A lack of sleep can leave a person tired and often in a bad mood, so is it any surprise one’s desire to give would be affected too? Researchers report in the Aug. 23 edition of the journal PLOS Biology that sleep deprivation leaves one measurably less generous for an extended period of time.
Even the one hour of sleep lost each spring during the transition to Daylight Saving Time apparently reduces people’s tendency to help others, the study said. It was found average donations to one nonprofit organization in the United States dropped by an estimated 10 percent in the week after the time switch — compared to the four weeks before and after the time change. In addition, donations to the nonprofit remained unchanged during the same period in the states Arizona and Hawaii, where Daylight Saving Time in not observed.
With a majority of people living in parts of the developed world reporting they often don’t get enough sleep, the research findings have implications that go far beyond whether a person feels like supporting a charity.
“Lack of sleep shapes the social experiences we have…the kinds of societies we live in,” said neuroscientist Eti Ben Simon of the University of California, Berkeley, one of the study’s primary researchers.
The study team brought 23 young adults into a lab for two nights, with the participants sleeping through one night and staying awake for the second.
In the mornings, the participants completed a standardized questionnaire that asked them to rater their likelihood of helping strangers or acquaintances in various scenarios, on a scale from 1 to 5, with 1 for least likely to help and 5 for very likely.
The study subjects were asked things like, would they give up their seat on a bus to a stranger or offer a ride to a coworker. About 80 percent of the participants expressed less willingness to help others when they were sleep-deprived instead of when they were rested.
The researchers then observed the brain activity of the participants with an MRI scanner, comparing each participant’s neural activity when rested and sleep-deprived. Those readings showed sleep deprivation reduced activity in a network of brain regions linked to the ability to empathize with others.
For another experiment, the researchers recruited 136 participants online and had them keep a sleep log for four nights, with each participant completing an altruism questionnaire before 1 p.m. the next day. It was found the more time participants spent awake in bed, typically a sign of poor sleep, the lower their altruism scores. The drop in altruistic feelings was substantial in individual cases, but also when averaging scores across the group.
In the Daylight Saving Time experiment, researchers studied charitable donations from 2001 to 2016 to Donors Choose, a nonprofit that raises money for school projects across the United States. When the team excluded contributions from Hawaii and Arizona and very large donations, they saw that immediately following the time change, total donations dipped from an average $82 per day to about $73.
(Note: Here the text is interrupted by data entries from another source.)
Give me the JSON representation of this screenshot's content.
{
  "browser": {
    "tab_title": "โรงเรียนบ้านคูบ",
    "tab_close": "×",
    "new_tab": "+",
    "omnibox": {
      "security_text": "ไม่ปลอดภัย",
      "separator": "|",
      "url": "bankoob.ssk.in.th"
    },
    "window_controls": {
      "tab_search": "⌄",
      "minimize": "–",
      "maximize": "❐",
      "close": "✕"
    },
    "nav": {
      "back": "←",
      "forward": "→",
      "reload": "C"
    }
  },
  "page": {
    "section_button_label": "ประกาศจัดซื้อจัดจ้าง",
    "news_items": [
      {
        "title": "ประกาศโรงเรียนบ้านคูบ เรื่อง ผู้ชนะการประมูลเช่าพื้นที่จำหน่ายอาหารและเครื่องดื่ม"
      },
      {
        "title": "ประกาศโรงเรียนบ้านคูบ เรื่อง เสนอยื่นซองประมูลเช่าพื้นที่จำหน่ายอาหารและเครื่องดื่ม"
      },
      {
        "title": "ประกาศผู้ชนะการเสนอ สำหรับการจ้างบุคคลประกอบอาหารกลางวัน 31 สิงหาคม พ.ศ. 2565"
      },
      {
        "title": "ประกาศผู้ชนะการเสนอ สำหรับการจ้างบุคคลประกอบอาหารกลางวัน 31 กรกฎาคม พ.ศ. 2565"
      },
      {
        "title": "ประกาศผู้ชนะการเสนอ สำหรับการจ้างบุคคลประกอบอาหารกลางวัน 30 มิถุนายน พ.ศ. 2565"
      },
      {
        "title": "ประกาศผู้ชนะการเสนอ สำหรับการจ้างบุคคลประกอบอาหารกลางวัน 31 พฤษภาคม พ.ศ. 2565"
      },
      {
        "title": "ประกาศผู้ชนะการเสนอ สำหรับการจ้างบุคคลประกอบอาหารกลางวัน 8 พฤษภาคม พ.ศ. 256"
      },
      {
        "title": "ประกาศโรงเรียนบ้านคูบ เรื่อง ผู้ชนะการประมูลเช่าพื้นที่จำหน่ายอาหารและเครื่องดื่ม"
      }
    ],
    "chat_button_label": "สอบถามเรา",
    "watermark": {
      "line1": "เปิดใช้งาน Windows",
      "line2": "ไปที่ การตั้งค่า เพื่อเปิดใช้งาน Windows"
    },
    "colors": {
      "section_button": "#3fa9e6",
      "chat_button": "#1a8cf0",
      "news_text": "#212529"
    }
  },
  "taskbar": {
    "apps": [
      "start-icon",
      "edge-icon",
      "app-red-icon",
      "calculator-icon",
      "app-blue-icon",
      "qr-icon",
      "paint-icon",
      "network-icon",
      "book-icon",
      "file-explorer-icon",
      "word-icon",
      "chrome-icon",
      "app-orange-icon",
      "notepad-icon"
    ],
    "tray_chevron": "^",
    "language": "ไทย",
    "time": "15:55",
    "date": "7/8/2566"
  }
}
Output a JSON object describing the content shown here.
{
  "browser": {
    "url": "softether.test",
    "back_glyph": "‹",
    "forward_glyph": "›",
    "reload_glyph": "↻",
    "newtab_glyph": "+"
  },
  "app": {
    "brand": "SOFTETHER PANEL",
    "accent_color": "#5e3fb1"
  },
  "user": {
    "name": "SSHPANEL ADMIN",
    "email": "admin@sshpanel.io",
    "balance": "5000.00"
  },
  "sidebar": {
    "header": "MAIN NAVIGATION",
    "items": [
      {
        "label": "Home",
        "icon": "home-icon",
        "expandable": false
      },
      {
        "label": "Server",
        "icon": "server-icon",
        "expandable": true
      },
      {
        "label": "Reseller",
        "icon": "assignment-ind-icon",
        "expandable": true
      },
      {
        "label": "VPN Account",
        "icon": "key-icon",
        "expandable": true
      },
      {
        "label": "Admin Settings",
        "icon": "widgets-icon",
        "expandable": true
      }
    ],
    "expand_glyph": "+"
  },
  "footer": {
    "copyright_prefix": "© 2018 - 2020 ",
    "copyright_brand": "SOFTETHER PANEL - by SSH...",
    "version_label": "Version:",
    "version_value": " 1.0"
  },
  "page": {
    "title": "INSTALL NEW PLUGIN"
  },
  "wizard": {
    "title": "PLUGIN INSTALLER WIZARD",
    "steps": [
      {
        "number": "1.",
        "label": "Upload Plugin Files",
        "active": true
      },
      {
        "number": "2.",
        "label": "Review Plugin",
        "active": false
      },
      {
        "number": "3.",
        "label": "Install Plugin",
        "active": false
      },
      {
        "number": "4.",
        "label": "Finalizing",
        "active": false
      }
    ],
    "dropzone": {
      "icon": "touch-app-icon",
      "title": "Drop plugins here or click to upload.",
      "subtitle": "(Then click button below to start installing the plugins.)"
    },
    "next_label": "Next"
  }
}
Ben Simon said the study confirmed chronic sleep deprivation in the modern world is a serious societal challenge. But, simply making sure you and the others in your life get more rest could make a big difference.. “If you think about promoting sleep and letting people get the sleep they need,” she said, “what an impact that could have on the societies we live in.”
Editor’s Note: This has public policy considerations, particularly with respect to the intermediate and long term future of society. With entitlement spending and the national debt rising to levels impossible to maintain, at some point reasonably soon the welfare state is going to need to be cut back and it will be important for voluntarism and charity to fill the gap for the truly needy among us – but a sleep-deprived and stressed-out nation is not prepared to meet the challenge. This must change.